Ricochet is the best place on the internet to discuss the issues of the day, either through commenting on posts or writing your own for our active and dynamic community in a fully moderated environment. In addition, the Ricochet Audio Network offers over 50 original podcasts with new episodes released every day.
TO: Allison Benedikt
FROM: Pejman Yousefzadeh
RE: Activities of Your Arch-Enemy
Dear Ms. Benedikt:
Someone who truly despises you appears to be hellbent on trashing your reputation in the punditry world by having written this preternaturally awful piece under your name. As you are doubtless a significantly intelligent and educated individual, I am sure that you join me in cringing at the words attributed to you by whatever mortal foe is possessed by an Ahabesque hatred of your illustrious person. Words like the following:
You are a bad person if you send your children to private school. Not bad like murderer bad—but bad like ruining-one-of-our-nation’s-most-essential-institutions-in-order-to-get-what’s-best-for-your-kid bad. So, pretty bad.
I am not an education policy wonk: I’m just judgmental. But it seems to me that if every single parent sent every single child to public school, public schools would improve. This would not happen immediately. It could take generations. Your children and grandchildren might get mediocre educations in the meantime, but it will be worth it, for the eventual common good.(Yes, rich people might cluster. But rich people will always find a way to game the system: That shouldn’t be an argument against an all-in approach to public education any more than it is a case against single-payer health care.)
So, how would this work exactly? It’s simple! Everyone needs to be invested in our public schools in order for them to get better. Not just lip-service investment, or property tax investment, but real flesh-and-blood-offspring investment. Your local school stinks but you don’t send your child there? Then its badness is just something you deplore in the abstract. Your local school stinks and you do send your child there? I bet you are going to do everything within your power to make it better.
I believe in public education, but my district school really isn’t good! you might say. I understand. You want the best for your child, but your child doesn’t need it. If you can afford private school (even if affording means scrimping and saving, or taking out loans), chances are that your spawn will be perfectly fine at a crappy public school. She will have support at home (that’s you!) and all the advantages that go along with being a person whose family can pay for and cares about superior education—the exact kind of family that can help your crappy public school become less crappy. She may not learn as much or be as challenged, but take a deep breath and live with that. Oh, but she’s gifted? Well, then, she’ll really be fine.
I went K–12 to a terrible public school. My high school didn’t offer AP classes, and in four years, I only had to read one book. There wasn’t even soccer. This is not a humblebrag! I left home woefully unprepared for college, and without that preparation, I left college without having learned much there either. You know all those important novels that everyone’s read? I haven’t. I know nothing about poetry, very little about art, and please don’t quiz me on the dates of the Civil War. I’m not proud of my ignorance. But guess what the horrible result is? I’m doing fine. I’m not saying it’s a good thing that I got a lame education. I’m saying that I survived it, and so will your child, who must endure having no AP calculus so that in 25 years there will be AP calculus for all.

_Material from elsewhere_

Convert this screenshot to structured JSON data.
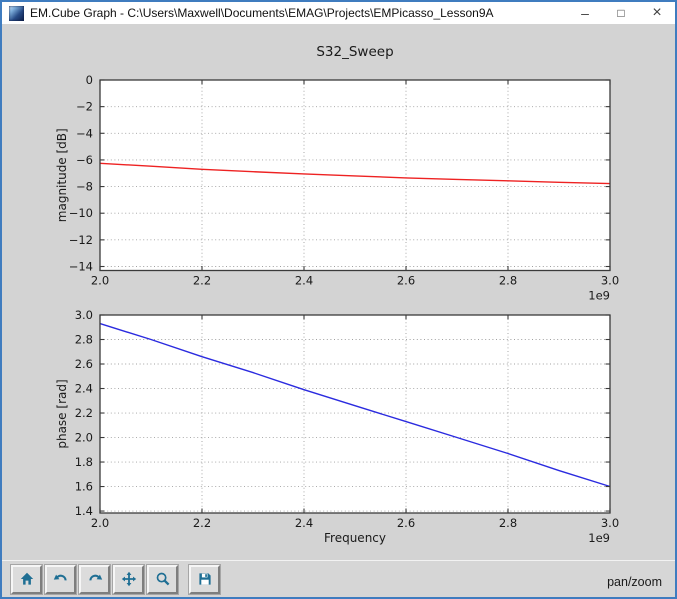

Also remember that there’s more to education than what’s taught. As rotten as my school’s English, history, science, social studies, math, art, music, and language programs were, going to school with poor kids and rich kids, black kids and brown kids, smart kids and not-so-smart ones, kids with superconservative Christian parents and other upper-middle-class Jews like me was its own education and life preparation. Reading Walt Whitman in ninth grade changed the way you see the world? Well, getting drunk before basketball games with kids who lived at the trailer park near my house did the same for me. In fact it’s part of the reason I feel so strongly about public schools.
(All emphasis in bold italics mine.) I am sure I don’t have to detail just how absolutely terrible this “reasoning” is, or how much the attribution of this “reasoning” to your unquestionably great and good name serves to annihilate any semblance of respect for your in the punditry world. Or outside of the punditry world. Or amongst humans in general. Or even amongst hamsters, gerbils, and paramecium.
Some have claimed that this piece was written purely and exclusively as troll-bait, designed to get Slate some desperately needed clicks, pageviews, unique visitors and attention. But I truly believe that something far more nefarious is at work. I believe that some poor, benighted soul has taken it upon him/herself to play Khan Noonien Singh to your James T. Kirk, and to chase you ’round the quizzes of Ken Jennings, and ’round the bad arguments of Matthew Yglesias, and ’round Perdition’s flames before s/he gives up on making you a pariah in the field of opinion-piece writers. As such, I strongly suggest that you take decisive action to deal with this threat to your standing. Use whatever methods you must, whatever methods are available to you to unmask your personal Lex Luthor and salvage your standing as a pundit. Remember, it’s only a no-win scenario for you if you stand back and do nothing.
I hope and trust that this public missive has been helpful. Please do keep us all informed on your efforts to restore your good name.